=== Data records ===
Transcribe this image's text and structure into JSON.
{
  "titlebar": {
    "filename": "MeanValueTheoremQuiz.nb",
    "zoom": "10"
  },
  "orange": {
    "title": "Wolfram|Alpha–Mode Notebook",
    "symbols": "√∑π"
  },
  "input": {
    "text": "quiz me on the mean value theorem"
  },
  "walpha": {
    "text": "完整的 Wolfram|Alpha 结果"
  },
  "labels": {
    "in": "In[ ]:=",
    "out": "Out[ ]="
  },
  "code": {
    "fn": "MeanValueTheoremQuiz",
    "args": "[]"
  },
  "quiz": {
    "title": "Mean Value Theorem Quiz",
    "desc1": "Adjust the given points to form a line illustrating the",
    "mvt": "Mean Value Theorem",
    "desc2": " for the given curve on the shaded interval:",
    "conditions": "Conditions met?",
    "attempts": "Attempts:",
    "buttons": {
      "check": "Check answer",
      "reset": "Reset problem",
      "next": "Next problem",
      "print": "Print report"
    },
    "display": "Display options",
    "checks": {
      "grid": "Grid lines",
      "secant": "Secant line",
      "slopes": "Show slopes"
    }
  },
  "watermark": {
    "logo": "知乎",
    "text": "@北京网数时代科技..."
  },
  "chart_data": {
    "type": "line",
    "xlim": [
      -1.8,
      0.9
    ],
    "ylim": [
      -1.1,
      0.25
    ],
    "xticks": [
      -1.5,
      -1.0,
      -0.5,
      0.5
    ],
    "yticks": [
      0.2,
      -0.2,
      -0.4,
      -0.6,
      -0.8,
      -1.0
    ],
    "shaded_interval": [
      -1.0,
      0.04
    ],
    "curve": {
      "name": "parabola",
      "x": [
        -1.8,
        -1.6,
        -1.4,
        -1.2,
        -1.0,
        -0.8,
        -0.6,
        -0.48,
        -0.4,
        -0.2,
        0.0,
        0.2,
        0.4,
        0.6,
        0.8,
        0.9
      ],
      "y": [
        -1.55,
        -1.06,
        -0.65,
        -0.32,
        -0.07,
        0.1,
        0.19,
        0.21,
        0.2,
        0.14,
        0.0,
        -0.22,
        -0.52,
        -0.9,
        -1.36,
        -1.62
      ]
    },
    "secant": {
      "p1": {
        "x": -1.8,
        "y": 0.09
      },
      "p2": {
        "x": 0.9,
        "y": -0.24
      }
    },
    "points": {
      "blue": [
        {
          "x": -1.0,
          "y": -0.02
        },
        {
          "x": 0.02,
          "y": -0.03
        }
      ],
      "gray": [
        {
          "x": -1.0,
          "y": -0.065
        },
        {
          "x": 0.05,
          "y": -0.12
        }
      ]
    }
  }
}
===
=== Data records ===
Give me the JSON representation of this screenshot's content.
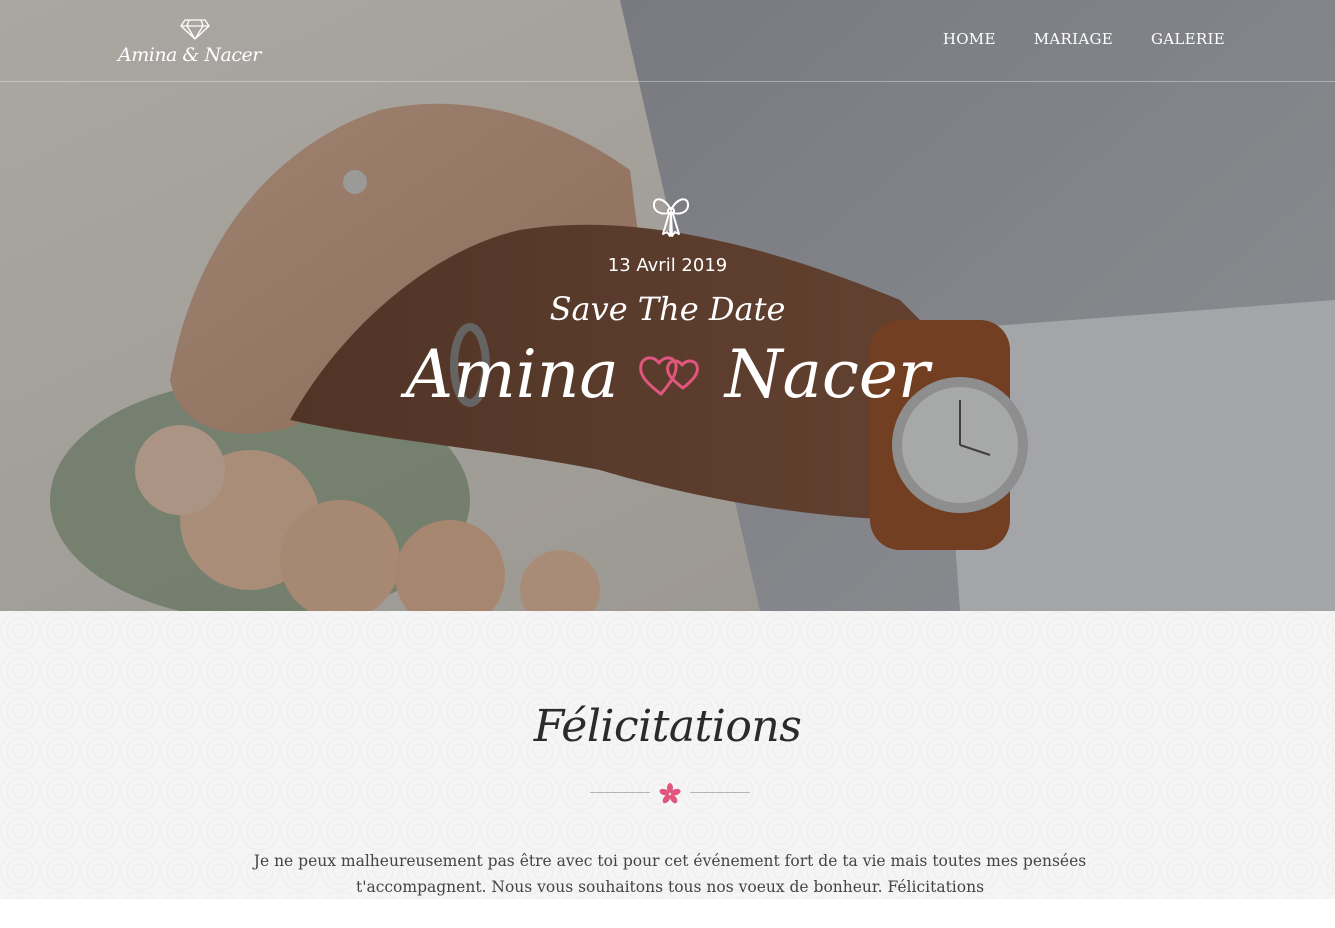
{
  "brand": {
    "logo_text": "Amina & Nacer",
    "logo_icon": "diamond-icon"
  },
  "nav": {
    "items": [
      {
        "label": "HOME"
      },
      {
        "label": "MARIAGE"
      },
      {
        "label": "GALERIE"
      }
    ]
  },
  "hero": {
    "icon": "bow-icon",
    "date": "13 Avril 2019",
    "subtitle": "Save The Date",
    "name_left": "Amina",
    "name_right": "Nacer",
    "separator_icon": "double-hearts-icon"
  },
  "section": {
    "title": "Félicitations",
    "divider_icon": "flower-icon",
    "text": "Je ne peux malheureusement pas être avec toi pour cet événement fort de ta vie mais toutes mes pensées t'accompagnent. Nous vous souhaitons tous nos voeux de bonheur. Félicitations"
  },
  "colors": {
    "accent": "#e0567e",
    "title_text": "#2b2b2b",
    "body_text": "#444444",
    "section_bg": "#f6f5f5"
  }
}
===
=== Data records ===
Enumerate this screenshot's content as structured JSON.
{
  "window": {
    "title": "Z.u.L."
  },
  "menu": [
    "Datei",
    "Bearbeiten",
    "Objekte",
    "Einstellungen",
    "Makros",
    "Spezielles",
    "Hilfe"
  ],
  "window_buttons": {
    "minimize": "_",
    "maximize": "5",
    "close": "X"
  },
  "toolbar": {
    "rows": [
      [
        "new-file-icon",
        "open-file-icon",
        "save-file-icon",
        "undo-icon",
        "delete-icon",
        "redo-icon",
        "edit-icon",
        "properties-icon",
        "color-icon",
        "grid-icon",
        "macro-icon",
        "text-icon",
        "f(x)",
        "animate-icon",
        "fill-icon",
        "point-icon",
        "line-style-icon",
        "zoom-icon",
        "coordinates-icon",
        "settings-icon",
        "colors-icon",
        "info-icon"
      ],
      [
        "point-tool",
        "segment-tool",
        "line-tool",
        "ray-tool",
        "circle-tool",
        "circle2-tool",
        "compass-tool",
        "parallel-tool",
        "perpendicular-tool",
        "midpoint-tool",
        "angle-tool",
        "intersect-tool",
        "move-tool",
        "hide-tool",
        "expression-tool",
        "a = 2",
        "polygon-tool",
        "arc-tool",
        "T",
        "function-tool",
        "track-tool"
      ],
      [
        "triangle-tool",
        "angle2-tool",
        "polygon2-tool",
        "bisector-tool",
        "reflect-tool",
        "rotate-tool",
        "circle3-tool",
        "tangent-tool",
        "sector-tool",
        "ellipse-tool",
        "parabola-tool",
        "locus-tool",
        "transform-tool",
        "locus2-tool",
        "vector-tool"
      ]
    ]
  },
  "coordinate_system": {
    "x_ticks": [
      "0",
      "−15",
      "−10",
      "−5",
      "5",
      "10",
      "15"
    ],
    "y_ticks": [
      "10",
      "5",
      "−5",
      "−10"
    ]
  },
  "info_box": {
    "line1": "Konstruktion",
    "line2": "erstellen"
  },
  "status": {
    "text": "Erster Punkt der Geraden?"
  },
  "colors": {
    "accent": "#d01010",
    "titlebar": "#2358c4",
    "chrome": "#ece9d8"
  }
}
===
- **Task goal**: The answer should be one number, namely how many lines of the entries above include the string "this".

- **Task response**: 3